According to Wikipedia, the Epic of Gilgamesh is described as:
The Epic of Gilgamesh, an epic poem from Mesopotamia, is considered the world’s first truly great work of literature. The literary history of Gilgamesh begins with five Sumerian poems about ‘Bilgamesh’ (Sumerian for ‘Gilgamesh’), king of Uruk. These independent stories were used as source material for a combined epic. The first surviving version of this combined epic, known as the “Old Babylonian” version, dates to the 18th century BC and is titled after its incipit, Shūtur eli sharrī (“Surpassing All Other Kings”). Only a few tablets of it have survived. The later “Standard” version dates from the 13th to the 10th centuries BC and bears the incipit Sha naqba īmuru (“He who Saw the Deep”, in modern terms: “He who Sees the Unknown”). Approximately two thirds of this longer, twelve-tablet version have been recovered. Some of the best copies were discovered in the library ruins of the 7th-century BC Assyrian king Ashurbanipal.
The first half of the story discusses Gilgamesh, king of Uruk, and Enkidu, a wild man created by the gods to stop him oppressing the people of Uruk. After an initial fight, Gilgamesh and Enkidu become close friends. Together, they journey to the Cedar Mountain and defeat Humbaba, its monstrous guardian. Later they kill the Bull of Heaven, which the goddess Ishtar sends to punish Gilgamesh for spurning her advances. As a punishment for these actions, the gods sentence Enkidu to death.
In the second half of the epic, Gilgamesh’s distress at Enkidu’s death causes him to undertake a long and perilous journey to discover the secret of eternal life. He eventually learns that “Life, which you look for, you will never find. For when the gods created man, they let death be his share, and life withheld in their own hands”. However, because of his great building projects, his account of Siduri‘s advice, and what the immortal man Utnapishtim told him about the Great Flood, Gilgamesh’s fame survived his death. His story has been translated into many languages, and in recent years has featured in works of popular fiction.
Some of you may be familiar with the text because it was required reading in high school (and certain colleges), and while at the time of study it may have had a different significance, if approached with an alchemical understanding, we can learn a lot about life, death, reincarnation and the destiny of man’s evolution. The three specific passages below, in particular, are worth revisiting with a new understanding.
1. “Oh, father Utnapishtim, you who have entered the assembly of the gods, I wish to question you concerning the living and the dead, how shall I find the life for which I am searching?” Utnapishtim said, “there is no permanence. Do we build a house to stand forever, do we seal a contract to hold for all time? Do brothers divide an inheritance to keep forever, does the flood-time of rivers endure? It is only the nymph of the dragon-fly who sheds her larva and sees the sun in his glory. From the days of old there is no permanence. The sleeping and the dead, how alike they are, they are like a painted death. What is there between the master and the servant when both have fulfilled their doom? When the Annunaki, the judges, come together, and Mammetun, the mother of destinies, together they decree the fates of men. Life and death they allot but the day of death they do not disclose.”

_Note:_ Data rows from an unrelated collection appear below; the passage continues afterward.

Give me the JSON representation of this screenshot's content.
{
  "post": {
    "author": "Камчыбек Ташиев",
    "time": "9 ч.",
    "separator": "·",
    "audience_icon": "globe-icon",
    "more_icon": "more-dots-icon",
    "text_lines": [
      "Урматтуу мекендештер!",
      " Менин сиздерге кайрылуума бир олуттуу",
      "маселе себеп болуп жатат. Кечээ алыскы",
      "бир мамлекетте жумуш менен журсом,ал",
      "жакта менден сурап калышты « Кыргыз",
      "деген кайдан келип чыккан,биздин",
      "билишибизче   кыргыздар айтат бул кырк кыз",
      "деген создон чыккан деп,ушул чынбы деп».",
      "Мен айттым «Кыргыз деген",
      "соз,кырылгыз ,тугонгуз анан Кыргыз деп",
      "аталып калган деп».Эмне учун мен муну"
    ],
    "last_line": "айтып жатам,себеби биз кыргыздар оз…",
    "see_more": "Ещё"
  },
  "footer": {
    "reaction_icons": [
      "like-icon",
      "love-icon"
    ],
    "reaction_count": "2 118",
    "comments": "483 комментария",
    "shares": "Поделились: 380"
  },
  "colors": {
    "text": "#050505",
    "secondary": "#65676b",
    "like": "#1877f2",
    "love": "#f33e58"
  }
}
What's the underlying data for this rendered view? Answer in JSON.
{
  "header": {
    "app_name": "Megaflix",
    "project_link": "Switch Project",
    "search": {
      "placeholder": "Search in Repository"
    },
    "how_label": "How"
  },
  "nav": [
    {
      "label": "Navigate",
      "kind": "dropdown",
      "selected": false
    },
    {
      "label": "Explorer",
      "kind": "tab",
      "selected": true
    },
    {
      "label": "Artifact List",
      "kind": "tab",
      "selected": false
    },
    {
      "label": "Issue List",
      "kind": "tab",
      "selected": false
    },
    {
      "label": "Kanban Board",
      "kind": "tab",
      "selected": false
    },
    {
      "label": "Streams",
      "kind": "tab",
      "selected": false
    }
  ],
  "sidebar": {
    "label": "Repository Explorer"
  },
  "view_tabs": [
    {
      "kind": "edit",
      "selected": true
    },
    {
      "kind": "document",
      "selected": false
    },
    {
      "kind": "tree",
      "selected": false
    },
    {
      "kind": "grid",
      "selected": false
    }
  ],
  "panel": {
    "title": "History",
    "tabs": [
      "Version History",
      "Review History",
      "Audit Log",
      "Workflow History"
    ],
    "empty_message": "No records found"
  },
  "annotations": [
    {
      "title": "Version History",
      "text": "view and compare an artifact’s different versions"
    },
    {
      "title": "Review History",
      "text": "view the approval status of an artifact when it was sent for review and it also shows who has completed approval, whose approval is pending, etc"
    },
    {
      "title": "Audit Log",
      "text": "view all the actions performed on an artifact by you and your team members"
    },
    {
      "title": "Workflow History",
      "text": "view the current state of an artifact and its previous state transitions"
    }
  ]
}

2. Facing the reality of his own death, he begins a desperate search for immortality. He travels to the end of the Earth, where he encounters Siduri, a female tavern keeper, who advises him: “Gilgamesh, where are you hurrying to? You will never find that life for which you are looking. When the gods created man they allotted to him death, but life they retained in their own keeping. As for you, Gilgamesh, fill your belly with good things; day and night, night and day, dance and be merry, feast and rejoice. Let your clothes be fresh, bathe yourself in water, cherish the little child that holds your hand, and make your wife happy in your embrace; for this too is the lot of man.”
3. “Utnapishtim, son of Ubartutu, abandon your house, abandon what you possess. Abandon your house and build a boat instead. Seek life instead of riches, save yourself. Take with you, on the boat you build, an instance of each thing living so that they may be safe from obliteration in the flood. Perform the construction of the boat with care. Let the length of the boat and the width of the boat be equal. Roof over the boat as the abyss is roofed.”
The past shaped our present, but also shapes our future. Grasping the knowledge of the ancients is key in our guided ascension.
To learn even more, look to the work of Joseph Campbell to unlock an even higher level of gnosis.